Task goal
What you return must be the full data, repeated verbatim, with no pictures in it.
Records provided: Begin
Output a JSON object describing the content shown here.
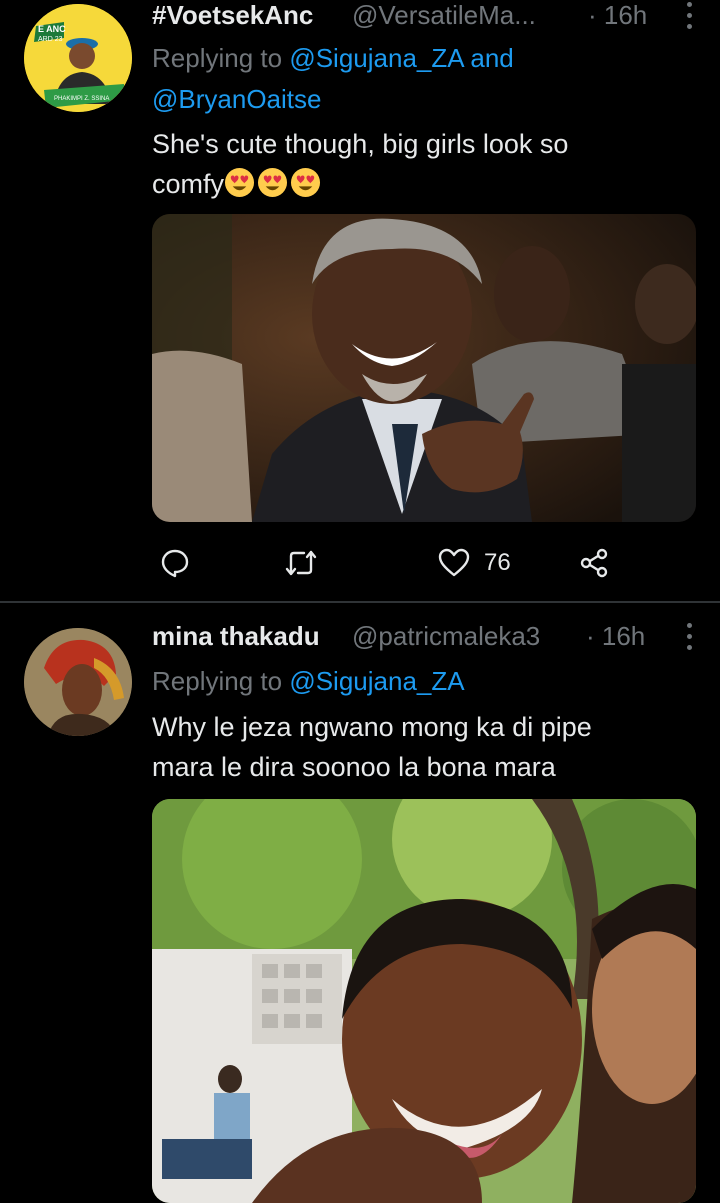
{
  "tweets": [
    {
      "display_name": "#VoetsekAnc",
      "handle": "@VersatileMa...",
      "time": "· 16h",
      "replying_prefix": "Replying to",
      "replying_to_1": "@Sigujana_ZA",
      "replying_joiner": "and",
      "replying_to_2": "@BryanOaitse",
      "text_line_1": "She's cute though, big girls look so",
      "text_line_2": "comfy",
      "emoji": [
        "smiling-face-with-heart-eyes",
        "smiling-face-with-heart-eyes",
        "smiling-face-with-heart-eyes"
      ],
      "avatar_badge_top": "E ANC",
      "avatar_badge_sub": "ARD 23",
      "avatar_banner": "PHAKIMPI Z. SSINA",
      "likes": "76"
    },
    {
      "display_name": "mina thakadu",
      "handle": "@patricmaleka3",
      "time": "· 16h",
      "replying_prefix": "Replying to",
      "replying_to_1": "@Sigujana_ZA",
      "text_line_1": "Why le jeza ngwano mong ka di pipe",
      "text_line_2": "mara le dira soonoo la bona mara"
    }
  ],
  "icons": {
    "reply": "speech-bubble-icon",
    "retweet": "retweet-icon",
    "like": "heart-icon",
    "share": "share-icon",
    "more": "more-vertical-icon"
  },
  "colors": {
    "background": "#000000",
    "text": "#e7e9ea",
    "muted": "#71767b",
    "link": "#1d9bf0",
    "divider": "#2f3336"
  }
}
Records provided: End
Completed task
Output a JSON object describing the content shown here.
{
  "tweets": [
    {
      "display_name": "#VoetsekAnc",
      "handle": "@VersatileMa...",
      "time": "· 16h",
      "replying_prefix": "Replying to",
      "replying_to_1": "@Sigujana_ZA",
      "replying_joiner": "and",
      "replying_to_2": "@BryanOaitse",
      "text_line_1": "She's cute though, big girls look so",
      "text_line_2": "comfy",
      "emoji": [
        "smiling-face-with-heart-eyes",
        "smiling-face-with-heart-eyes",
        "smiling-face-with-heart-eyes"
      ],
      "avatar_badge_top": "E ANC",
      "avatar_badge_sub": "ARD 23",
      "avatar_banner": "PHAKIMPI Z. SSINA",
      "likes": "76"
    },
    {
      "display_name": "mina thakadu",
      "handle": "@patricmaleka3",
      "time": "· 16h",
      "replying_prefix": "Replying to",
      "replying_to_1": "@Sigujana_ZA",
      "text_line_1": "Why le jeza ngwano mong ka di pipe",
      "text_line_2": "mara le dira soonoo la bona mara"
    }
  ],
  "icons": {
    "reply": "speech-bubble-icon",
    "retweet": "retweet-icon",
    "like": "heart-icon",
    "share": "share-icon",
    "more": "more-vertical-icon"
  },
  "colors": {
    "background": "#000000",
    "text": "#e7e9ea",
    "muted": "#71767b",
    "link": "#1d9bf0",
    "divider": "#2f3336"
  }
}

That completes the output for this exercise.